Dave has always encouraged Jack to cosplay at San Diego Comic-Con, so this year, Jack took the bait. Dave waited until Monday night–the night before we left for San Diego–to order Jack’s “morphsuit” costume on Amazon. FYI, morphsuit is merely a new term describing Woody Allen’s sperm costume. Jack wants to get his costume covered in autographs.
Unfortunately, Dave ordered the suit via an Amazon third-party provider with our debit card. Thirty minutes later, while Dave and Jack were at Jack’s very first football practice on Monday night, I received a call from the bank informing me that a bunch of suspicious charges were placed on my card. In Germany. Sure enough, the bastards cleaned out our bank account the night before we were traveling. The next morning Dave was literally the last one to board the plane because he was finishing up his call with the bank to reverse the charges. I think there’s still a $400 charge on there we have to fight.
After many tearful outbursts from Jack about never getting his costume in time, it finally occurred to me to call the front desk of our hotel this morning. It was here all along.
So…all of this hassle for this:

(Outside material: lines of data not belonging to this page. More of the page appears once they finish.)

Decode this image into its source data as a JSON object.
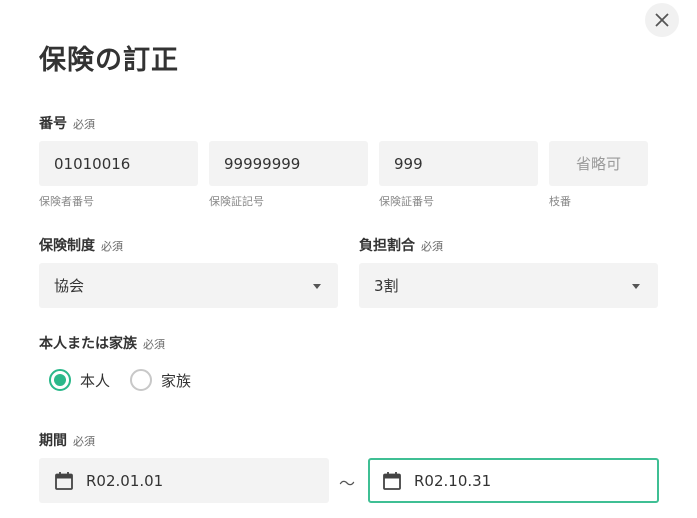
{
  "dialog": {
    "title": "保険の訂正",
    "close_label": "×"
  },
  "number": {
    "label": "番号",
    "required": "必須",
    "fields": [
      {
        "value": "01010016",
        "helper": "保険者番号"
      },
      {
        "value": "99999999",
        "helper": "保険証記号"
      },
      {
        "value": "999",
        "helper": "保険証番号"
      },
      {
        "placeholder": "省略可",
        "helper": "枝番"
      }
    ]
  },
  "insurance_system": {
    "label": "保険制度",
    "required": "必須",
    "selected": "協会"
  },
  "copay_ratio": {
    "label": "負担割合",
    "required": "必須",
    "selected": "3割"
  },
  "person_or_family": {
    "label": "本人または家族",
    "required": "必須",
    "options": [
      {
        "label": "本人",
        "checked": true
      },
      {
        "label": "家族",
        "checked": false
      }
    ]
  },
  "period": {
    "label": "期間",
    "required": "必須",
    "start": "R02.01.01",
    "separator": "～",
    "end": "R02.10.31"
  },
  "colors": {
    "accent": "#2bb88a",
    "field_bg": "#f3f3f3"
  },
  "icons": {
    "close": "close-icon",
    "calendar": "calendar-icon",
    "dropdown": "chevron-down-icon"
  }
}
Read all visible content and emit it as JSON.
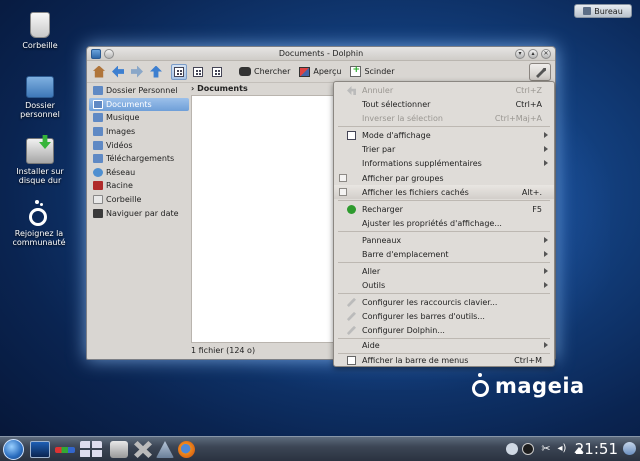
{
  "desktop": {
    "bureau_label": "Bureau",
    "icons": [
      {
        "label": "Corbeille",
        "icon": "trash-icon"
      },
      {
        "label": "Dossier personnel",
        "icon": "home-folder-icon"
      },
      {
        "label": "Installer sur disque dur",
        "icon": "install-icon"
      },
      {
        "label": "Rejoignez la communauté",
        "icon": "mageia-community-icon"
      }
    ],
    "logo_text": "mageia"
  },
  "window": {
    "title": "Documents - Dolphin",
    "toolbar": {
      "search_label": "Chercher",
      "preview_label": "Aperçu",
      "split_label": "Scinder"
    },
    "places": [
      {
        "label": "Dossier Personnel",
        "color": "#5f89c4"
      },
      {
        "label": "Documents",
        "color": "#5f89c4"
      },
      {
        "label": "Musique",
        "color": "#5f89c4"
      },
      {
        "label": "Images",
        "color": "#5f89c4"
      },
      {
        "label": "Vidéos",
        "color": "#5f89c4"
      },
      {
        "label": "Téléchargements",
        "color": "#5f89c4"
      },
      {
        "label": "Réseau",
        "color": "#4f8fd0"
      },
      {
        "label": "Racine",
        "color": "#b02a2a"
      },
      {
        "label": "Corbeille",
        "color": "#e8e8e8"
      },
      {
        "label": "Naviguer par date",
        "color": "#3a3a3a"
      }
    ],
    "selected_place": "Documents",
    "breadcrumb": "Documents",
    "status": "1 fichier (124 o)"
  },
  "menu": {
    "items": {
      "undo": {
        "label": "Annuler",
        "shortcut": "Ctrl+Z"
      },
      "select_all": {
        "label": "Tout sélectionner",
        "shortcut": "Ctrl+A"
      },
      "invert": {
        "label": "Inverser la sélection",
        "shortcut": "Ctrl+Maj+A"
      },
      "view_mode": {
        "label": "Mode d'affichage"
      },
      "sort_by": {
        "label": "Trier par"
      },
      "more_info": {
        "label": "Informations supplémentaires"
      },
      "show_groups": {
        "label": "Afficher par groupes"
      },
      "show_hidden": {
        "label": "Afficher les fichiers cachés",
        "shortcut": "Alt+."
      },
      "reload": {
        "label": "Recharger",
        "shortcut": "F5"
      },
      "adjust_view": {
        "label": "Ajuster les propriétés d'affichage..."
      },
      "panels": {
        "label": "Panneaux"
      },
      "location_bar": {
        "label": "Barre d'emplacement"
      },
      "go": {
        "label": "Aller"
      },
      "tools": {
        "label": "Outils"
      },
      "shortcuts": {
        "label": "Configurer les raccourcis clavier..."
      },
      "toolbars": {
        "label": "Configurer les barres d'outils..."
      },
      "configure": {
        "label": "Configurer Dolphin..."
      },
      "help": {
        "label": "Aide"
      },
      "menubar": {
        "label": "Afficher la barre de menus",
        "shortcut": "Ctrl+M"
      }
    }
  },
  "taskbar": {
    "clock": "21:51"
  }
}
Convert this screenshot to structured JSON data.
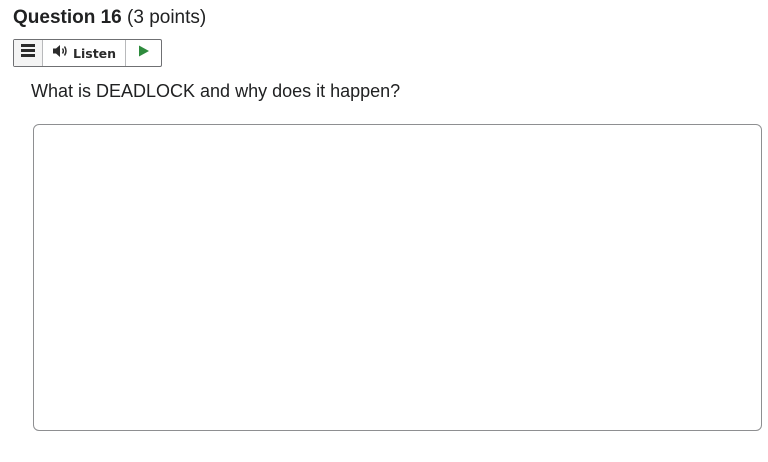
{
  "question": {
    "title": "Question 16",
    "points": "(3 points)",
    "prompt": "What is DEADLOCK and why does it happen?"
  },
  "toolbar": {
    "menu_icon": "menu-icon",
    "speaker_icon": "speaker-icon",
    "listen_label": "Listen",
    "play_icon": "play-icon",
    "play_color": "#2e8b3d"
  },
  "answer": {
    "value": "",
    "placeholder": ""
  },
  "colors": {
    "text": "#202122",
    "border": "#8e8f91"
  }
}
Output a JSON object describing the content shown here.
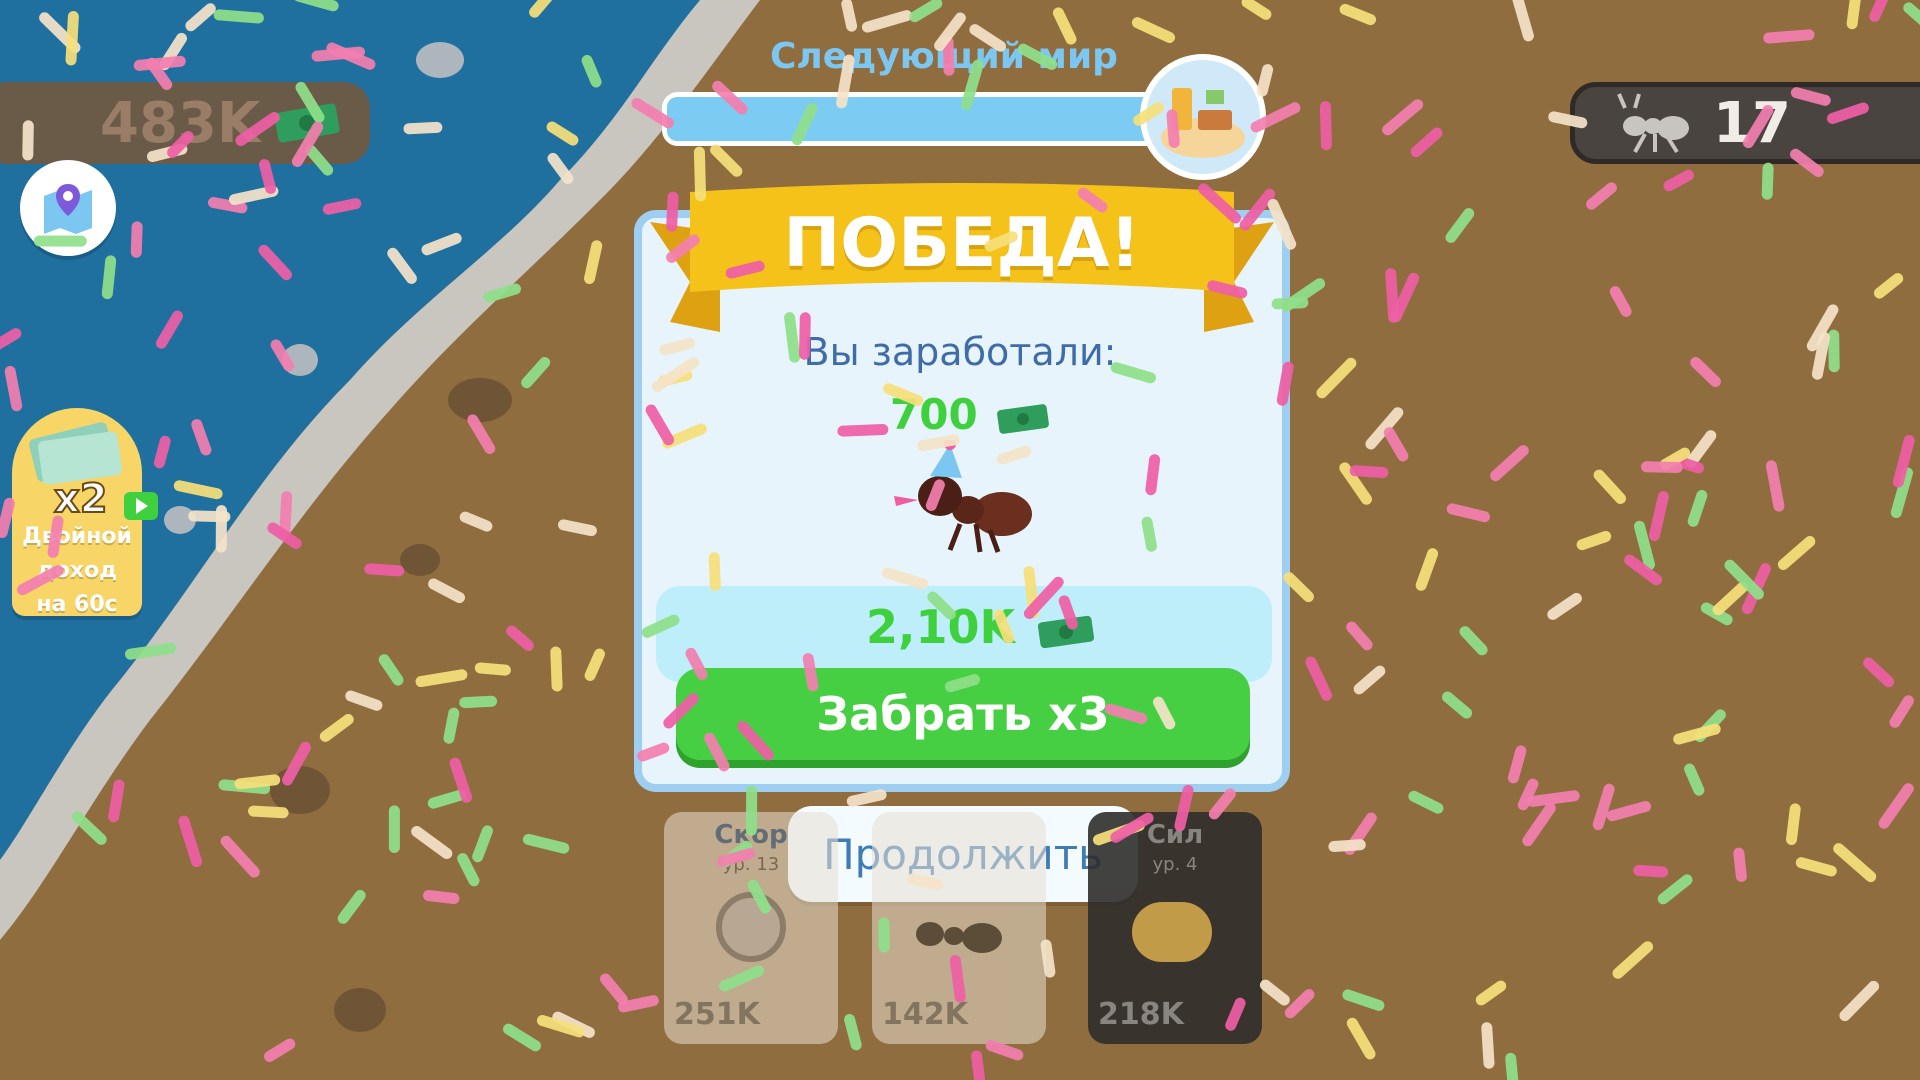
{
  "hud": {
    "money": "483K",
    "money_icon": "cash-stack-icon",
    "ants": "17",
    "ant_icon": "ant-icon",
    "map_icon": "map-pin-icon"
  },
  "double_income": {
    "multiplier": "x2",
    "label": "Двойной\nдоход\nна 60с",
    "play_icon": "video-play-icon"
  },
  "next_world": {
    "title": "Следующий мир",
    "progress": 1.0,
    "icon": "kitchen-world-icon"
  },
  "victory": {
    "title": "ПОБЕДА!",
    "earned_label": "Вы заработали:",
    "earned_amount": "700",
    "bonus_amount": "2,10K",
    "claim_label": "Забрать x3",
    "continue_label": "Продолжить",
    "party_icon": "party-ant-icon"
  },
  "upgrades": [
    {
      "title": "Скор",
      "level": "ур. 13",
      "price": "251K",
      "icon": "stopwatch-icon"
    },
    {
      "title": "",
      "level": "",
      "price": "142K",
      "icon": "ant-icon"
    },
    {
      "title": "Сил",
      "level": "ур. 4",
      "price": "218K",
      "icon": "strength-icon"
    }
  ],
  "colors": {
    "sand": "#8f6d3f",
    "water": "#1e6e9e",
    "green": "#46cf43",
    "ribbon": "#f5c21a"
  }
}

As a parent, there are few places we take our son that amp up my anxiety disorder more than a 150,000 attendees cosplay convention. “Yes, officer, you are correct in understanding that I cannot identify the pedophile in a police lineup who snatched my son from Comic-Con, because the kidnapper was a grown man dressed up in a Batman costume.” Most geeks are the coolest people on earth, but I remain ever vigilant, convinced the pedophiles are lining up to execute kidnappings in disguise.

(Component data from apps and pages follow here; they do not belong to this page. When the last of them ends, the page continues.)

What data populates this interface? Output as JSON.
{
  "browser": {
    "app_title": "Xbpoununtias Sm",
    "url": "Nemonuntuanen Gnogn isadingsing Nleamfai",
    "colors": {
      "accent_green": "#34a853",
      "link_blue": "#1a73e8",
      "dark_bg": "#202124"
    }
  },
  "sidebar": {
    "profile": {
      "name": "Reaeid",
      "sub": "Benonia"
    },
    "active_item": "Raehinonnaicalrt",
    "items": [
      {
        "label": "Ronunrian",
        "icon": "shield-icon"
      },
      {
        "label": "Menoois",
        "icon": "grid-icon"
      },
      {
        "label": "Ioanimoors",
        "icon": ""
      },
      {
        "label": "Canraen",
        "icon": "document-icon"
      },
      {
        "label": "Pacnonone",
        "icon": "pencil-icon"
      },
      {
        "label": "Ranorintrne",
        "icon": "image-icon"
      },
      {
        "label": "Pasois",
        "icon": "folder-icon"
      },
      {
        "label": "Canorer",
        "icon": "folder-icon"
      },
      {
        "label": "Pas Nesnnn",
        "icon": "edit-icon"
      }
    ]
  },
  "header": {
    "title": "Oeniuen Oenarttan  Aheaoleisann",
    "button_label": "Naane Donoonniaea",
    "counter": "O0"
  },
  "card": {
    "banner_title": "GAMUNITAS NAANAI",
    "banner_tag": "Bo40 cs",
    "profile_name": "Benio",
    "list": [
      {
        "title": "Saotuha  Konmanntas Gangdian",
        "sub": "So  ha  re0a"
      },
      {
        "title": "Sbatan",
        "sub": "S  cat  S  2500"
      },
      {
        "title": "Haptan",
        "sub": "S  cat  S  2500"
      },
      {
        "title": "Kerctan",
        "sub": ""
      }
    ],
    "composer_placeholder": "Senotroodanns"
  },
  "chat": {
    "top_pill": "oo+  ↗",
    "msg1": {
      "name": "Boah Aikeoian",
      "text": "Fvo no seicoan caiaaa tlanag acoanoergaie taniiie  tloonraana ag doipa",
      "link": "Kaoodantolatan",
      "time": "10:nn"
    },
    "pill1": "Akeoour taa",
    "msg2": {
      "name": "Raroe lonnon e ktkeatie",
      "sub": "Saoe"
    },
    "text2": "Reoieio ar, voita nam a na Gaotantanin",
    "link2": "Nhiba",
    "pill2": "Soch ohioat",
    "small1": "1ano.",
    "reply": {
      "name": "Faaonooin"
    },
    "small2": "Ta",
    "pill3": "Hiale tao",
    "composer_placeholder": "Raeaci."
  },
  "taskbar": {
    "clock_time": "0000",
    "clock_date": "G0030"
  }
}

For all of the celebrity sightings, super-exclusive TV and film panels, and fun creatives and fans we encounter at San Diego Comic-Con, this show is exhausting. The most exhausting part? Keeping a 9-year-old happy. We are very fortunate to have friends we trust who will take Jack around the show here and there. Jack has no empathy for the idea that we need to remain at the booth to serve customers and meet industry professionals. He has less empathy for the fact that I need to remain at the hotel and work during business hours on week days. The work I do actually funds these five expensive, angst-filled days.
How I miss the days I could just head out to the Gaslamp District after the show and grab dinner and drinks with industry friends. Flash forward to 2014: by 7 p.m. when the show ends, Jack is already lying on the floor of our booth under a table half asleep.
These days Jack and I head back to the hotel by ourselves, I miss all of the fun conversations, industry gossip and laughs, and we dine on the limited menu of over-priced hotel food while Dave, the reluctant introvert, has to socialize without his buffer–me. Glamorous, ain’t it?